Activity ->
Retype all of the entries exactly as they appear.

Data for this task ->
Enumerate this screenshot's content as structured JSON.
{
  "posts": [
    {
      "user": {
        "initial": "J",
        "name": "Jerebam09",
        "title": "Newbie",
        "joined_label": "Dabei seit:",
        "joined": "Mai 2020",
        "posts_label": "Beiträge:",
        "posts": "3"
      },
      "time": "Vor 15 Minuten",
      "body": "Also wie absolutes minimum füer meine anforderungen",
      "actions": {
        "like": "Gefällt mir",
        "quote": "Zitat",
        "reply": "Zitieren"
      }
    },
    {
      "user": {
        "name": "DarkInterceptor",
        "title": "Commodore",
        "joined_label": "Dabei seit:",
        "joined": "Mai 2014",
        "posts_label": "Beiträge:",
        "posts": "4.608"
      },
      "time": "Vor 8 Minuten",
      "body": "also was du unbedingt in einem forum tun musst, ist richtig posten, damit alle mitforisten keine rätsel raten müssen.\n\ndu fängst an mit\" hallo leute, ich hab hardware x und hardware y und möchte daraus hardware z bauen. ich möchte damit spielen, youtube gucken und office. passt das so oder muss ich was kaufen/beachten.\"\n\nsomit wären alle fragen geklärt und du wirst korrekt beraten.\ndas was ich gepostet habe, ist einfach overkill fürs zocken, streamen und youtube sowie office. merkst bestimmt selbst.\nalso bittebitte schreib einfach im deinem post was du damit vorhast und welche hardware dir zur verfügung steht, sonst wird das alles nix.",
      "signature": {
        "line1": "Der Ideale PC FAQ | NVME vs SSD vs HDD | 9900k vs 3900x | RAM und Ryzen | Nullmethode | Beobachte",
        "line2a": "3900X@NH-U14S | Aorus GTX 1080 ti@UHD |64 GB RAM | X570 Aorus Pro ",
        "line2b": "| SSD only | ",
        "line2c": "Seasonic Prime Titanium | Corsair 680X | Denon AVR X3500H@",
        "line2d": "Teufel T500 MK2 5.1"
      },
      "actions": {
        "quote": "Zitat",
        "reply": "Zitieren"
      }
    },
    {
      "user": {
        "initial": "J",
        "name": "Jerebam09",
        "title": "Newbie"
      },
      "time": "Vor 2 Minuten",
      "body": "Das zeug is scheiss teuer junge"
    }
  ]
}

Exercise answer ->
Enumerate this screenshot's content as structured JSON.
{
  "posts": [
    {
      "user": {
        "initial": "J",
        "name": "Jerebam09",
        "title": "Newbie",
        "joined_label": "Dabei seit:",
        "joined": "Mai 2020",
        "posts_label": "Beiträge:",
        "posts": "3"
      },
      "time": "Vor 15 Minuten",
      "body": "Also wie absolutes minimum füer meine anforderungen",
      "actions": {
        "like": "Gefällt mir",
        "quote": "Zitat",
        "reply": "Zitieren"
      }
    },
    {
      "user": {
        "name": "DarkInterceptor",
        "title": "Commodore",
        "joined_label": "Dabei seit:",
        "joined": "Mai 2014",
        "posts_label": "Beiträge:",
        "posts": "4.608"
      },
      "time": "Vor 8 Minuten",
      "body": "also was du unbedingt in einem forum tun musst, ist richtig posten, damit alle mitforisten keine rätsel raten müssen.\n\ndu fängst an mit\" hallo leute, ich hab hardware x und hardware y und möchte daraus hardware z bauen. ich möchte damit spielen, youtube gucken und office. passt das so oder muss ich was kaufen/beachten.\"\n\nsomit wären alle fragen geklärt und du wirst korrekt beraten.\ndas was ich gepostet habe, ist einfach overkill fürs zocken, streamen und youtube sowie office. merkst bestimmt selbst.\nalso bittebitte schreib einfach im deinem post was du damit vorhast und welche hardware dir zur verfügung steht, sonst wird das alles nix.",
      "signature": {
        "line1": "Der Ideale PC FAQ | NVME vs SSD vs HDD | 9900k vs 3900x | RAM und Ryzen | Nullmethode | Beobachte",
        "line2a": "3900X@NH-U14S | Aorus GTX 1080 ti@UHD |64 GB RAM | X570 Aorus Pro ",
        "line2b": "| SSD only | ",
        "line2c": "Seasonic Prime Titanium | Corsair 680X | Denon AVR X3500H@",
        "line2d": "Teufel T500 MK2 5.1"
      },
      "actions": {
        "quote": "Zitat",
        "reply": "Zitieren"
      }
    },
    {
      "user": {
        "initial": "J",
        "name": "Jerebam09",
        "title": "Newbie"
      },
      "time": "Vor 2 Minuten",
      "body": "Das zeug is scheiss teuer junge"
    }
  ]
}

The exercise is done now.